### TASK INSTRUCTIONS
Given the records below, pull every line with the word "this" into the answer.

### SUPPLIED RECORDS
>>>
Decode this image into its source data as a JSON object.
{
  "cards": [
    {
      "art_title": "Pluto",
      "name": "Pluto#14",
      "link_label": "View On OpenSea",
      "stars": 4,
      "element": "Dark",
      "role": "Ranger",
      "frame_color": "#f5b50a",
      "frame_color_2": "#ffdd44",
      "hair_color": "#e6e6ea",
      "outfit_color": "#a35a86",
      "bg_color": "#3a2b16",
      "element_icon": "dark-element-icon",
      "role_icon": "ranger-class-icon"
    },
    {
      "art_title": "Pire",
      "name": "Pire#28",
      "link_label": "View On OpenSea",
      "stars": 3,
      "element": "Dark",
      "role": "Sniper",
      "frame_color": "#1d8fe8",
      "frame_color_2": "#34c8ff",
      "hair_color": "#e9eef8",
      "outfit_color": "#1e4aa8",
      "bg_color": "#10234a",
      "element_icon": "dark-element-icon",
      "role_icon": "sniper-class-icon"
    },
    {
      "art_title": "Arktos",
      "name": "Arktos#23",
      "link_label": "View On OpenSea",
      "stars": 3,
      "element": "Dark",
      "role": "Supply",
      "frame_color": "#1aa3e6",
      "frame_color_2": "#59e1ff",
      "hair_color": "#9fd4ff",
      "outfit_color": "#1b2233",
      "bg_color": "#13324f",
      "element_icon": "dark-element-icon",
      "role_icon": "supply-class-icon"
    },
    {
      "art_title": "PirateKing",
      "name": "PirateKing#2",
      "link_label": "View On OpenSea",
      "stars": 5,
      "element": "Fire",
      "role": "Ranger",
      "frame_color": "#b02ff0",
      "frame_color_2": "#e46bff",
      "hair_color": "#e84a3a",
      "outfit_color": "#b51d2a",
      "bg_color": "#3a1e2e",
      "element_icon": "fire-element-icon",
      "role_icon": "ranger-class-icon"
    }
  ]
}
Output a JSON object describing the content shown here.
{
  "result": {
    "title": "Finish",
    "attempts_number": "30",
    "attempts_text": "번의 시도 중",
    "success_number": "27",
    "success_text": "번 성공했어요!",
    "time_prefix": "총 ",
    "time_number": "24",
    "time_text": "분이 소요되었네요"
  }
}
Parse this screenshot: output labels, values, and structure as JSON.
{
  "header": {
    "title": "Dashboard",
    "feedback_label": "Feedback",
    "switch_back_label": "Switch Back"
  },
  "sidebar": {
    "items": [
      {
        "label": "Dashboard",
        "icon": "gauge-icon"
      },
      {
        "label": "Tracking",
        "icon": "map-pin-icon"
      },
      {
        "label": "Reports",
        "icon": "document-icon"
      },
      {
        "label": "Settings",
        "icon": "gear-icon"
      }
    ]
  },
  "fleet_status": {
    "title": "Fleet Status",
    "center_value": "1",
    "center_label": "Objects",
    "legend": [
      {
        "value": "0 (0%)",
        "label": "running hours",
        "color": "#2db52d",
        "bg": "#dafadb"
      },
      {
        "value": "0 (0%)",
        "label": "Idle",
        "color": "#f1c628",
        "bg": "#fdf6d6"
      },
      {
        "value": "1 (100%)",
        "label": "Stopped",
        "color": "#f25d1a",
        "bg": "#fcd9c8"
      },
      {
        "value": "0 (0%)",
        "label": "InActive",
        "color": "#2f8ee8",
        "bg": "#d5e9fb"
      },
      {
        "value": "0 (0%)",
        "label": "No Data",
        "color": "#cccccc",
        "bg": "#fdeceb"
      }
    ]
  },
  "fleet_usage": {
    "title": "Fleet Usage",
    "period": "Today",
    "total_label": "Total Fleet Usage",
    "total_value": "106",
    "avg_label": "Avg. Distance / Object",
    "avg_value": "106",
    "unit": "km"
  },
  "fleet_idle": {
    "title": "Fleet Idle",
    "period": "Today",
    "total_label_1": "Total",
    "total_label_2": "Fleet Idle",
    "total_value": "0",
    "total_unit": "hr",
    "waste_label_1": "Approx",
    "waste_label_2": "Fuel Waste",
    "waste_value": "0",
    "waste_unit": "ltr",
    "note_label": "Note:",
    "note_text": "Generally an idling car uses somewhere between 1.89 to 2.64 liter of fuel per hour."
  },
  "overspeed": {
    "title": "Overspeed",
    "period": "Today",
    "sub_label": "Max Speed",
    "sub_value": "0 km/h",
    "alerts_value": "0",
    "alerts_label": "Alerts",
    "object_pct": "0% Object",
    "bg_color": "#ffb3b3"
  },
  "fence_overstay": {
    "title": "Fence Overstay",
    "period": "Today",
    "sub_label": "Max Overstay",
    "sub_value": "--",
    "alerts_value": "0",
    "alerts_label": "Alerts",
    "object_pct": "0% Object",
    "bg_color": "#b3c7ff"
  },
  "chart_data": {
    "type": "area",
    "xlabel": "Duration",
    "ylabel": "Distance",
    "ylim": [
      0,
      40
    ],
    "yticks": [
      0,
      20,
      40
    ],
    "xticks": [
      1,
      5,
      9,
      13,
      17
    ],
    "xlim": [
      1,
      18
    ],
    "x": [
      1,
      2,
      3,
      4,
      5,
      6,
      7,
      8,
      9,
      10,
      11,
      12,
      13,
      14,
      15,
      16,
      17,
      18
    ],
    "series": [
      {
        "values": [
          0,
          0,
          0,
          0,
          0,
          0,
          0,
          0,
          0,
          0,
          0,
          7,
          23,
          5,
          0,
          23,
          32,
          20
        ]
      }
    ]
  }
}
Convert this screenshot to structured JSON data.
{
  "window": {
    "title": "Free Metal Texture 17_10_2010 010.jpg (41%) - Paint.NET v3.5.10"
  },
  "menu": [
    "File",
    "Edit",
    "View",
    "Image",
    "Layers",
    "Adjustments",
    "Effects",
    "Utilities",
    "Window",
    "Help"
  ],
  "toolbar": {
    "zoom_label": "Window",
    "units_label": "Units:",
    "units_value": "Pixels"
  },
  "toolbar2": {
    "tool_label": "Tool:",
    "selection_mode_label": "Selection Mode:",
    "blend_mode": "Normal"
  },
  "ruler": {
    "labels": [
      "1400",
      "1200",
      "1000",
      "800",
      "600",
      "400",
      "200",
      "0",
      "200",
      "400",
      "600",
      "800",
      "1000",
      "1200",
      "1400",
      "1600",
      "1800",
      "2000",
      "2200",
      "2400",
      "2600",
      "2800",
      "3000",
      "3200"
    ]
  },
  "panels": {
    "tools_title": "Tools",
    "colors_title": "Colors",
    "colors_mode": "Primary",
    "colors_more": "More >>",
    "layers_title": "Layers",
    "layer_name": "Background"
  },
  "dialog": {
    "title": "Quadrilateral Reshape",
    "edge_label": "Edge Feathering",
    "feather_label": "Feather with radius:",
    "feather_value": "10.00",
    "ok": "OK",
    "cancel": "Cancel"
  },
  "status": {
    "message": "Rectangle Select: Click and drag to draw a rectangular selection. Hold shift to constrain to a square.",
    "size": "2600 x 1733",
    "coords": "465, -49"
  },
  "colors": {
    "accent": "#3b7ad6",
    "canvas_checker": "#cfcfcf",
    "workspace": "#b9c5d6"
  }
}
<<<
### EXERCISE SOLUTION
Decode this image into its source data as a JSON object.
Parse this screenshot: output labels, values, and structure as JSON.
Convert this screenshot to structured JSON data.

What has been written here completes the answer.